He described standing in water up to his armpits, surrounded by the smell of mud and rotting flesh. “I saw too many things I would like to forget, but I will never forget them, I can never forget them,” he said.
Snowy-haired and bowed with age, Mr. Allingham carried a wreath of poppies on his lap at the remembrance ceremonies last November. Insisting he lay the wreath himself, he was wheeled forward to the plinth of the Cenotaph, the memorial to Britain’s war dead near Britain’s Defense Ministry, and was assisted by a military aide in placing the wreath.
For many years, according to family members, he buried his wartime memories, avoiding reunions and refusing even to discuss his experiences with his family.
But as he grew older, he relented, at least as far as agreeing to appear and speak in public. Even then, he continued to resist all efforts to depict him as a hero. On a visit to the Somme in 2006, he was asked how he wanted to be remembered. “I don’t,” he said. “I want to be forgotten. Remember the others.”
With a clear mind until his own death, Allingham could recall the funeral of Queen Victoria in 1901, the Wright brothers' first flight, and seeing WG Grace bat at the Oval in July 1903 – when he scored 15 and 19 in each innings.
He would attribute his longevity to "cigarettes, whisky and wild, wild women" then add that there had only been one woman for him – his beloved wife, who died in 1970.
His experience of the trenches came was when he was looking to salvage spares from the remains of aircraft that had been shot down. "We were moving forward at night," he would recall. "I was very apprehensive. It was dark. One of those nights you got where the night time seems to surround you. There were booby traps everywhere."
Suddenly his foothold gave way: "I fell into a shell hole. It was full of arms, legs, ears, dead rats – a lot of dead, rotten flesh. I was up to my armpits in water. I can't describe the smell of flesh and mud mixed up together. I turned to my left, and that's what saved me. It got shallower to the left, and I was able to lift myself out of the water. I lay there in the dark, not daring to move, cold and with my uniform stinking. I was frightened. I was scared. I was so relieved when it finally got light and I could move."
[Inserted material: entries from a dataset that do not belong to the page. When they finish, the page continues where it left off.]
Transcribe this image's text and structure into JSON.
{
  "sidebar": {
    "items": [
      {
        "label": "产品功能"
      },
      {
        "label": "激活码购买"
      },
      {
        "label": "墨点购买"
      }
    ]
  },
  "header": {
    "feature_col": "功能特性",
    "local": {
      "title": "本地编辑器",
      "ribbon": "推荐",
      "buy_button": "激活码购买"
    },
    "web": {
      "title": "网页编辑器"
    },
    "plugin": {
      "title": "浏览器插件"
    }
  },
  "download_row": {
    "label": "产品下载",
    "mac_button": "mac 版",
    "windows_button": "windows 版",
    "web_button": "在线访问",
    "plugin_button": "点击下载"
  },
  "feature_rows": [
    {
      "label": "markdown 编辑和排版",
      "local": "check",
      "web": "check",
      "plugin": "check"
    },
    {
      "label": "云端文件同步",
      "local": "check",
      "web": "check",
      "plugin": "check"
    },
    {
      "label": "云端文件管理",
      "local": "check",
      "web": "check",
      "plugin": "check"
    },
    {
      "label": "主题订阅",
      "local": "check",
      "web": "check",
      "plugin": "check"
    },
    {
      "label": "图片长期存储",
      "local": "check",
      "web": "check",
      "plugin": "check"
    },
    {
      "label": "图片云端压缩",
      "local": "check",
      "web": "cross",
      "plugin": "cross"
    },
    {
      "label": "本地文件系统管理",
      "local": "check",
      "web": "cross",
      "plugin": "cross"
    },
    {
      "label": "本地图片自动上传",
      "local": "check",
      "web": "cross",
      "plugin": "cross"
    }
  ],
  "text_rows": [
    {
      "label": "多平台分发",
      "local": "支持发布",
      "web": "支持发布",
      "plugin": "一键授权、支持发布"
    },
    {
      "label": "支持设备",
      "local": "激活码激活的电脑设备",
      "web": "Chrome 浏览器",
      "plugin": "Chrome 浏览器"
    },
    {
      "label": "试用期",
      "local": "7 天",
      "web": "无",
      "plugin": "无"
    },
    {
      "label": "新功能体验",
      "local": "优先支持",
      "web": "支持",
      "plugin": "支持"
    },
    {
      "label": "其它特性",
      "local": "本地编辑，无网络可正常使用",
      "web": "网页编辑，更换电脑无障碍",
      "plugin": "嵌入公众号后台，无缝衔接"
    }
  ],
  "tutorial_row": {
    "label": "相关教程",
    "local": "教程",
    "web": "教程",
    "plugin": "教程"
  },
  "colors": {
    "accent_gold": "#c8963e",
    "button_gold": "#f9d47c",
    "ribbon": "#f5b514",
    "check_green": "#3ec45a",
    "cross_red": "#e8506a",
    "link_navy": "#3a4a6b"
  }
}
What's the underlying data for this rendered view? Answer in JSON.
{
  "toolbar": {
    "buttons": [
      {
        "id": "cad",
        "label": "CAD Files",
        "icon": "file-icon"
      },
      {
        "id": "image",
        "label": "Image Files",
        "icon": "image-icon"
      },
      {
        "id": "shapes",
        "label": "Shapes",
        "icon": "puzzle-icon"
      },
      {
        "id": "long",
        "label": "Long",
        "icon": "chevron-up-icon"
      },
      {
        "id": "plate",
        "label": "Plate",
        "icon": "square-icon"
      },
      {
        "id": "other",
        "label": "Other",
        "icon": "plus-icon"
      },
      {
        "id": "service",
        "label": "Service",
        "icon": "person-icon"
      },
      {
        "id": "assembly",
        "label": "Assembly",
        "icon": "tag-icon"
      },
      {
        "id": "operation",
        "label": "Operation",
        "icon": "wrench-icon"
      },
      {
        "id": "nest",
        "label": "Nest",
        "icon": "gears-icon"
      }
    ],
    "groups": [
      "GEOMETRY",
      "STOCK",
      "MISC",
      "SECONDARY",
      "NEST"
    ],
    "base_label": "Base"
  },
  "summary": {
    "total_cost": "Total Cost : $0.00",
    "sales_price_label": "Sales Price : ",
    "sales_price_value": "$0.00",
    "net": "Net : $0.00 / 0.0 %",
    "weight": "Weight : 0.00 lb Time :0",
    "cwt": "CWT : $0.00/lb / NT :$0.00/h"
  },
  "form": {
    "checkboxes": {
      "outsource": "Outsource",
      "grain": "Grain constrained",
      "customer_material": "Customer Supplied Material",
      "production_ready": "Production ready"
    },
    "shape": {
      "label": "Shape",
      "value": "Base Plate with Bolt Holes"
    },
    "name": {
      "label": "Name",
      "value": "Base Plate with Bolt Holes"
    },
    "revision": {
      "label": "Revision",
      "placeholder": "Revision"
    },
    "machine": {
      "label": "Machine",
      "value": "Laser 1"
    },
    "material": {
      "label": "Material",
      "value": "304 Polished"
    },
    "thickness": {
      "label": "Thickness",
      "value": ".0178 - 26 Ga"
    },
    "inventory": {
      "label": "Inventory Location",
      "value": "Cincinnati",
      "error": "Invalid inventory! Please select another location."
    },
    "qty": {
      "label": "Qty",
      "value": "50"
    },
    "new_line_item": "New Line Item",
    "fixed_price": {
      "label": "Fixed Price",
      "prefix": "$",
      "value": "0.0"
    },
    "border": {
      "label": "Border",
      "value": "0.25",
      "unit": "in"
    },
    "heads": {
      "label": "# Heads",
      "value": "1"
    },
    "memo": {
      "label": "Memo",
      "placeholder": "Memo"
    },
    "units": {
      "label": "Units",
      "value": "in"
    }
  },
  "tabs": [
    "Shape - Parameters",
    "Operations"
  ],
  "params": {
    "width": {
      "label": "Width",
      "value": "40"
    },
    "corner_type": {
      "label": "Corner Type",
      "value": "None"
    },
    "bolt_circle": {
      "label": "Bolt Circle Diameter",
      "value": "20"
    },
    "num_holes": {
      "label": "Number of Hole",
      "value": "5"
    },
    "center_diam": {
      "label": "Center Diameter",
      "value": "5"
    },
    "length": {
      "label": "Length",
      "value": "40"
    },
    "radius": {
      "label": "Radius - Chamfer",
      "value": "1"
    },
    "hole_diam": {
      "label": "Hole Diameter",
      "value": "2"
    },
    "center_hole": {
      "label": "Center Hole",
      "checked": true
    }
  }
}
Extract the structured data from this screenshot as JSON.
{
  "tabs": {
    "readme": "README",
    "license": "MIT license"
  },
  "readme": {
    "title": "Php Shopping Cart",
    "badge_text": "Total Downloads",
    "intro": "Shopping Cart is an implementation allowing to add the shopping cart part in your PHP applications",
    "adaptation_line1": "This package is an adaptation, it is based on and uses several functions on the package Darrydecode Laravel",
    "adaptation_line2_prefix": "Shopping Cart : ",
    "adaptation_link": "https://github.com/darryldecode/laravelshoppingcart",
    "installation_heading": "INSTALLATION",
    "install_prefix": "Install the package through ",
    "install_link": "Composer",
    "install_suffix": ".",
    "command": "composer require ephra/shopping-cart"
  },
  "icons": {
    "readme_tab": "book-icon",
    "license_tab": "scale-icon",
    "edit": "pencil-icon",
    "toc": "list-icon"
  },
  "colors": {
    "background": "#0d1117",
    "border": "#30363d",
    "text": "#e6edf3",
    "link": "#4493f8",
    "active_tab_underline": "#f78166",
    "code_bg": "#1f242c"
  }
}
Despite such a gruesome experience, Allingham counted himself fortunate: "I think I had an angel hanging over my shoulders. I still do, I hope."